Legislation (H.R. 2873) that would reauthorize for four years the Promoting Safe and Stable Families Program was approved, by voice vote, by the House Ways and Means Committee on October 31. The program was designed to assist states in providing services for abused and neglected children and their families. The legislation was approved by the Ways and Means Subcommittee on Human Resources on September 25 (see The Source, 9/26/01, p. 3).
Under the committee-passed bill, the Promoting Safe and Stable Families Program would be authorized at the current level of $305 million annually in mandatory spending for FY2002 through FY2006. An additional $200 million per year would be authorized in discretionary funding.

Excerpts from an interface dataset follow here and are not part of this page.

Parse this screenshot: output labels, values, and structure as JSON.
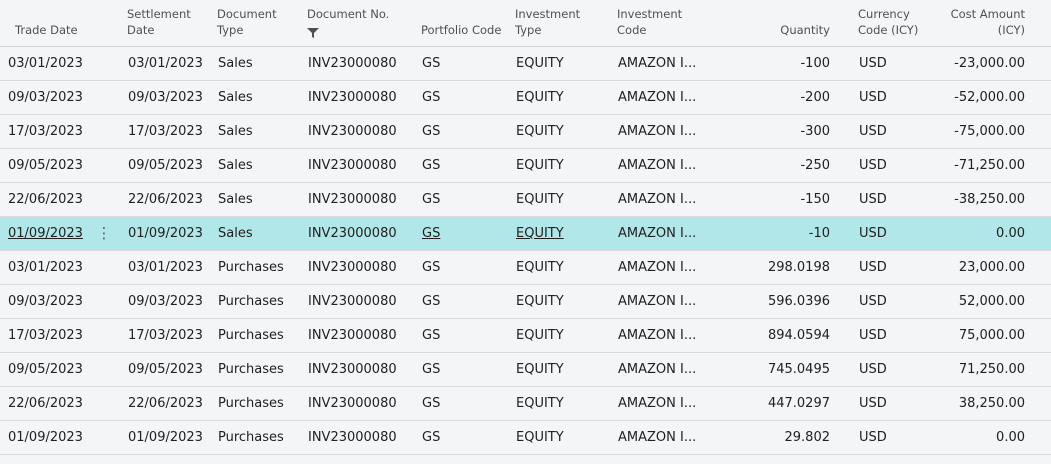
{
  "headers": {
    "trade_date": "Trade Date",
    "settlement_date_l1": "Settlement",
    "settlement_date_l2": "Date",
    "document_type_l1": "Document",
    "document_type_l2": "Type",
    "document_no": "Document No.",
    "portfolio_code": "Portfolio Code",
    "investment_type_l1": "Investment",
    "investment_type_l2": "Type",
    "investment_code_l1": "Investment",
    "investment_code_l2": "Code",
    "quantity": "Quantity",
    "currency_code_l1": "Currency",
    "currency_code_l2": "Code (ICY)",
    "cost_amount_l1": "Cost Amount",
    "cost_amount_l2": "(ICY)"
  },
  "rows": [
    {
      "trade_date": "03/01/2023",
      "settlement_date": "03/01/2023",
      "document_type": "Sales",
      "document_no": "INV23000080",
      "portfolio_code": "GS",
      "investment_type": "EQUITY",
      "investment_code": "AMAZON I...",
      "quantity": "-100",
      "currency_code": "USD",
      "cost_amount": "-23,000.00"
    },
    {
      "trade_date": "09/03/2023",
      "settlement_date": "09/03/2023",
      "document_type": "Sales",
      "document_no": "INV23000080",
      "portfolio_code": "GS",
      "investment_type": "EQUITY",
      "investment_code": "AMAZON I...",
      "quantity": "-200",
      "currency_code": "USD",
      "cost_amount": "-52,000.00"
    },
    {
      "trade_date": "17/03/2023",
      "settlement_date": "17/03/2023",
      "document_type": "Sales",
      "document_no": "INV23000080",
      "portfolio_code": "GS",
      "investment_type": "EQUITY",
      "investment_code": "AMAZON I...",
      "quantity": "-300",
      "currency_code": "USD",
      "cost_amount": "-75,000.00"
    },
    {
      "trade_date": "09/05/2023",
      "settlement_date": "09/05/2023",
      "document_type": "Sales",
      "document_no": "INV23000080",
      "portfolio_code": "GS",
      "investment_type": "EQUITY",
      "investment_code": "AMAZON I...",
      "quantity": "-250",
      "currency_code": "USD",
      "cost_amount": "-71,250.00"
    },
    {
      "trade_date": "22/06/2023",
      "settlement_date": "22/06/2023",
      "document_type": "Sales",
      "document_no": "INV23000080",
      "portfolio_code": "GS",
      "investment_type": "EQUITY",
      "investment_code": "AMAZON I...",
      "quantity": "-150",
      "currency_code": "USD",
      "cost_amount": "-38,250.00"
    },
    {
      "trade_date": "01/09/2023",
      "settlement_date": "01/09/2023",
      "document_type": "Sales",
      "document_no": "INV23000080",
      "portfolio_code": "GS",
      "investment_type": "EQUITY",
      "investment_code": "AMAZON I...",
      "quantity": "-10",
      "currency_code": "USD",
      "cost_amount": "0.00",
      "selected": true
    },
    {
      "trade_date": "03/01/2023",
      "settlement_date": "03/01/2023",
      "document_type": "Purchases",
      "document_no": "INV23000080",
      "portfolio_code": "GS",
      "investment_type": "EQUITY",
      "investment_code": "AMAZON I...",
      "quantity": "298.0198",
      "currency_code": "USD",
      "cost_amount": "23,000.00"
    },
    {
      "trade_date": "09/03/2023",
      "settlement_date": "09/03/2023",
      "document_type": "Purchases",
      "document_no": "INV23000080",
      "portfolio_code": "GS",
      "investment_type": "EQUITY",
      "investment_code": "AMAZON I...",
      "quantity": "596.0396",
      "currency_code": "USD",
      "cost_amount": "52,000.00"
    },
    {
      "trade_date": "17/03/2023",
      "settlement_date": "17/03/2023",
      "document_type": "Purchases",
      "document_no": "INV23000080",
      "portfolio_code": "GS",
      "investment_type": "EQUITY",
      "investment_code": "AMAZON I...",
      "quantity": "894.0594",
      "currency_code": "USD",
      "cost_amount": "75,000.00"
    },
    {
      "trade_date": "09/05/2023",
      "settlement_date": "09/05/2023",
      "document_type": "Purchases",
      "document_no": "INV23000080",
      "portfolio_code": "GS",
      "investment_type": "EQUITY",
      "investment_code": "AMAZON I...",
      "quantity": "745.0495",
      "currency_code": "USD",
      "cost_amount": "71,250.00"
    },
    {
      "trade_date": "22/06/2023",
      "settlement_date": "22/06/2023",
      "document_type": "Purchases",
      "document_no": "INV23000080",
      "portfolio_code": "GS",
      "investment_type": "EQUITY",
      "investment_code": "AMAZON I...",
      "quantity": "447.0297",
      "currency_code": "USD",
      "cost_amount": "38,250.00"
    },
    {
      "trade_date": "01/09/2023",
      "settlement_date": "01/09/2023",
      "document_type": "Purchases",
      "document_no": "INV23000080",
      "portfolio_code": "GS",
      "investment_type": "EQUITY",
      "investment_code": "AMAZON I...",
      "quantity": "29.802",
      "currency_code": "USD",
      "cost_amount": "0.00"
    }
  ],
  "row_menu_glyph": "⋮",
  "icons": {
    "filter": "filter-icon",
    "row_menu": "more-vertical-icon"
  },
  "colors": {
    "selected_row": "#b2e7ea",
    "background": "#f4f5f7",
    "row_border": "#dcdcdc"
  }
}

The bill also would expand the program to include an initiative to strengthen parental relationships and promote healthy marriages and an infant safe haven program. Based on legislation (H.R. 2018) introduced by Rep. Melissa Hart (R-PA), the safe haven measure would provide services to encourage mothers who do not want to keep their babies to leave them at a safe place such as a hospital.
H.R. 2873 would create a new matching grant initiative to support mentoring programs for the children of prisoners. The program would be authorized at $67 million in FY2002 through FY2006.
Additionally, the bill would authorize a new education and training voucher program for youths aging out of foster care. This initiative would be authorized at $60 million annually for FY2002 through FY2006.
Most of the Members of the committee praised the bill. “I am pleased that we are authorizing two programs that couldn’t be more important,” said Rep. Nancy Johnson (R-CT). “This voucher program” and the “mentoring program” are “extremely important,” she continued, adding that “at this time, this is the right bill to get us moving forward.”
Rep. Benjamin Cardin (D-MD), however, criticized the bill. He pointed out that the Bush Administration’s FY2002 budget “included a $1 billion mandatory funding increase over five years” for the Promoting Safe and Stable Families Program. “Now we are being told that we cannot afford such funding,” he said. “How is it that the House Committee can move forward on an enormous $150 billion tax bill with no offsets last week, but today, we cannot afford to protect and help neglected children?” he asked.
The committee rejected, 14-20, an amendment by Rep. Cardin that would have provided mandatory increases for the program totaling $1.3 billion over the next five years.